When I was little, I remember hand carrying my report card in a sealed manila envelope home for my parents to open. Since I was a compliant and eager student, I waited with anticipation and pride to share my grades with them. Aside from graded work coming home and the twice a year parent teacher conferences, that is all the feedback they had on my progress at school. But, there was that piece of paper in the sealed envelope to communicate in writing the status of my learning. I remember comments, lots of comments, by my teachers about the quality of my work, my social skills, and my attitude towards learning.
Not much changed by the time I got to high school. If I remember correctly, our report cards arrived in the mail. The grading system was simple: 90-100 was an A, 80-89 was a B, 70-79 was a C and so on. Courses were structured on an eight period schedule and most students took classes according to their grade level and track. I lived in New York State and there was a General Diploma and a Regents Diploma. We also had honors and a few select AP classes if you were talented in a specific subject area. I graduated 12th out of 326 students with a regents diploma. Not bad. I’m proud of how I performed and how the information was shared with my parents.
Paperless Grades and Conferences: Is Going Green a Good Thing?
Over the course of the years my boys have been in school, grading practices and more significantly, the communication of their grades has changed drastically! Part of the reason I can note the change is that I’ve had a child in our K-12 public school for the last nineteen years! This is due to the spacing of my children, all boys. For many years, while my first child was in school, there existed a “report card day.” It was the day, at the end of the term, when the report card was sent home. The teachers knew the day because they worked hard to get the grades and comments all recorded. The students knew the day because they went to school with either a sense of anticipation or dread, depending on their individual circumstance. And, you can be sure the parents knew the day, as they were excitedly given the manila envelope by a proud child or had to ask for it from someone who knew they should have tried harder.
Ah, yes, report card day! Our boys grades were never a surprise for my husband and I. We regularly looked at their work that was returned home (much like our parents had looked at ours), and had a good sense of how they were all doing. We have been fortunate to have hard-working students, who performed well at school. In the early years, when report cards were sent home in our student’s backpacks, they were told to not open them before giving them to their respective adults.
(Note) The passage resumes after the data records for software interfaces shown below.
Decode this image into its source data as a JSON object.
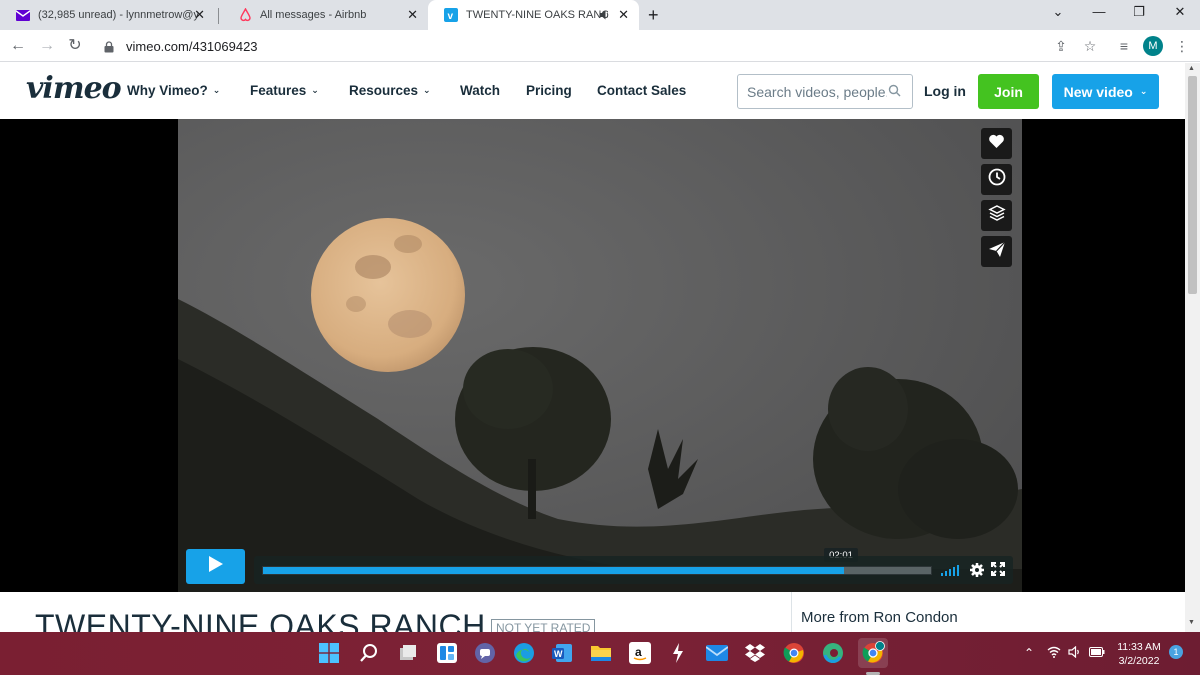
{
  "browser": {
    "tabs": [
      {
        "title": "(32,985 unread) - lynnmetrow@y",
        "icon": "yahoo-mail-icon",
        "active": false
      },
      {
        "title": "All messages - Airbnb",
        "icon": "airbnb-icon",
        "active": false
      },
      {
        "title": "TWENTY-NINE OAKS RANCH",
        "icon": "vimeo-icon",
        "active": true
      }
    ],
    "close_glyph": "✕",
    "new_tab_glyph": "+",
    "url": "vimeo.com/431069423",
    "profile_initial": "M"
  },
  "vimeo_header": {
    "logo": "vimeo",
    "nav": [
      {
        "label": "Why Vimeo?",
        "dropdown": true
      },
      {
        "label": "Features",
        "dropdown": true
      },
      {
        "label": "Resources",
        "dropdown": true
      },
      {
        "label": "Watch",
        "dropdown": false
      },
      {
        "label": "Pricing",
        "dropdown": false
      },
      {
        "label": "Contact Sales",
        "dropdown": false
      }
    ],
    "search_placeholder": "Search videos, people...",
    "login_label": "Log in",
    "join_label": "Join",
    "new_video_label": "New video"
  },
  "player": {
    "side_actions": [
      "like-icon",
      "watch-later-icon",
      "collections-icon",
      "share-icon"
    ],
    "timecode": "02:01",
    "progress_fraction": 0.87,
    "volume_level": 5,
    "controls": [
      "settings-icon",
      "fullscreen-icon"
    ]
  },
  "video_info": {
    "title": "TWENTY-NINE OAKS RANCH",
    "rating": "NOT YET RATED",
    "more_from": "More from Ron Condon"
  },
  "taskbar": {
    "apps": [
      "windows-start-icon",
      "search-icon",
      "task-view-icon",
      "widgets-icon",
      "teams-chat-icon",
      "edge-icon",
      "word-icon",
      "file-explorer-icon",
      "amazon-icon",
      "bolt-app-icon",
      "mail-icon",
      "dropbox-icon",
      "chrome-icon",
      "edge-beta-icon",
      "chrome-profile-icon"
    ],
    "time": "11:33 AM",
    "date": "3/2/2022",
    "notification_count": "1"
  },
  "colors": {
    "vimeo_blue": "#17a2e8",
    "join_green": "#44c320",
    "vimeo_text": "#1a2e3b",
    "taskbar": "#7a1f32"
  }
}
Our boys followed suit and we opened them together. It was a day of excitement and pride in our home and probably many other’s we knew.
Then, came the digital age. Slowly, over the last few years, report cards and mid-term grades have stopped being mailed home by the district for middle school and high school students. In the last two years, there has been no paper copy whatsoever. If you wanted a report card, you went to the online grading platform and clicked on the end of term report. There, you could print a report card. The end of term report card is not an anticipated day any longer, just a regular school day with another test.
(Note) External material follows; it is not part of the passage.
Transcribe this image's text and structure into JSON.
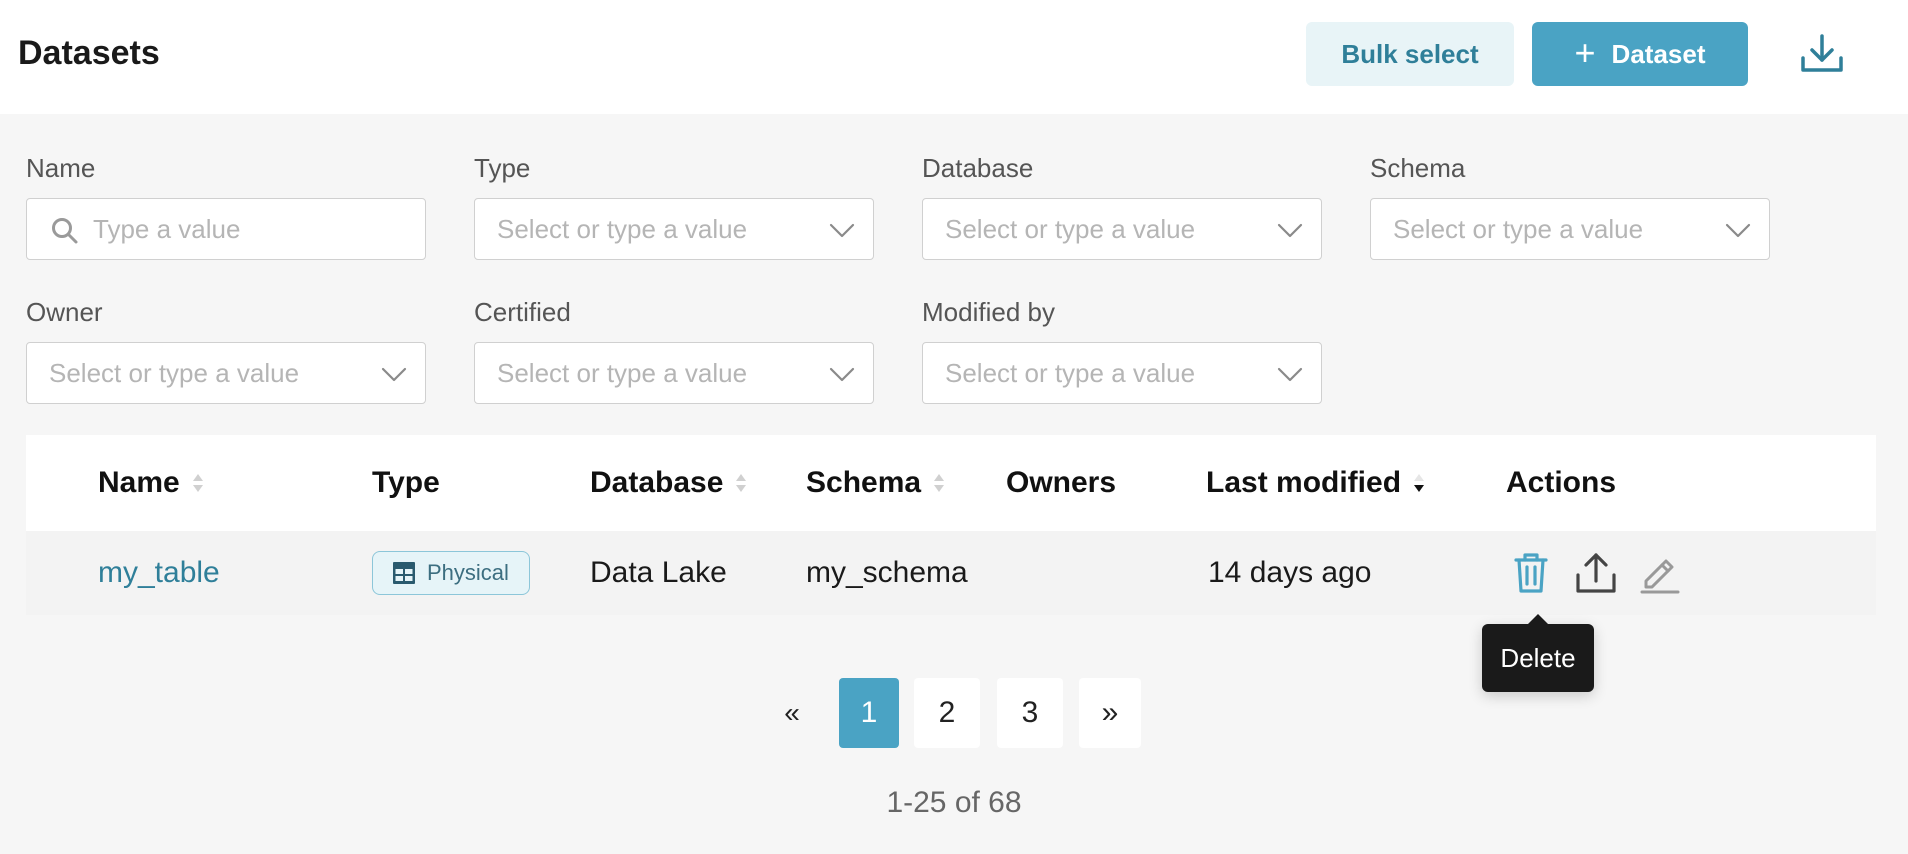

Yesterday, the last vestige of paper copies of grades disappeared. It was the first parent teacher conference day at our high school. Usually, upon arriving, parents/guardians would receive a “mid-term” report with a grade listed for each class your student was taking and the name of their teacher. You then used this sheet to guide you through conferences – which in our school are held in common rooms, not the classrooms. As we left the house, I informed my husband that we would not receive this piece of paper. I asked him if I needed to print one at home before we left. In the spirit of compliance and being green, we went to school without the paper.
For us, it was easy. Our son (the youngest) is a junior. He is taking four courses in the blocked format that our school uses. But, I saw some confusion. Parents with more than one child at the high school needed to remember at least eight teachers names, probably more. I kindly reminded one person in a state of confusion that the office staff had offered to print out the mid-term report if needed for parents who stopped by requesting one. At least one of the teachers we spoke with was surprised that parents were not being provided this information, as had been done in the past. As parents, we all (well, most of us, but not all and that is kind of my point, too) also have access to the digital grade book and can use our smartphones to access our students’ grades.
We know this was done in the spirit of “being green.” However, I have said it before and I’ll say it again, I think we all are missing something when we do not have a designated report card day and able to see that grade written or at least typed on paper. Call me old-fashioned, it’s been done before. It’s okay. But, we’ve removed some of the pride from students that existed when the brought home great grades on paper and we’ve also removed the dread of sharing a poor grade with an adult who expected more. I’ve written before about the demise of anticipation and dread. With the deletion of this last single slip of paper, I think we’ve successfully buried both.
In my opinion there is actually more to be considered here. These are things like transparency, responsibility, motivation, and personalization with regards to teacher comments on the report cards. They are issues that could be argued either way, successfully. One thing is for sure, the digital age has changed education. Whether it’s in the name of being green or the darkness of enabling easy ignorance, remains to be seen.
This post is part of Slice of Life: Tuesdays, a blog forum hosted by TwoWritingTeachers.org where a community of educators and interested writers share ideas about life and education. I have been an active part of this supportive community since March 2017. Thank you for offering this opportunity to share.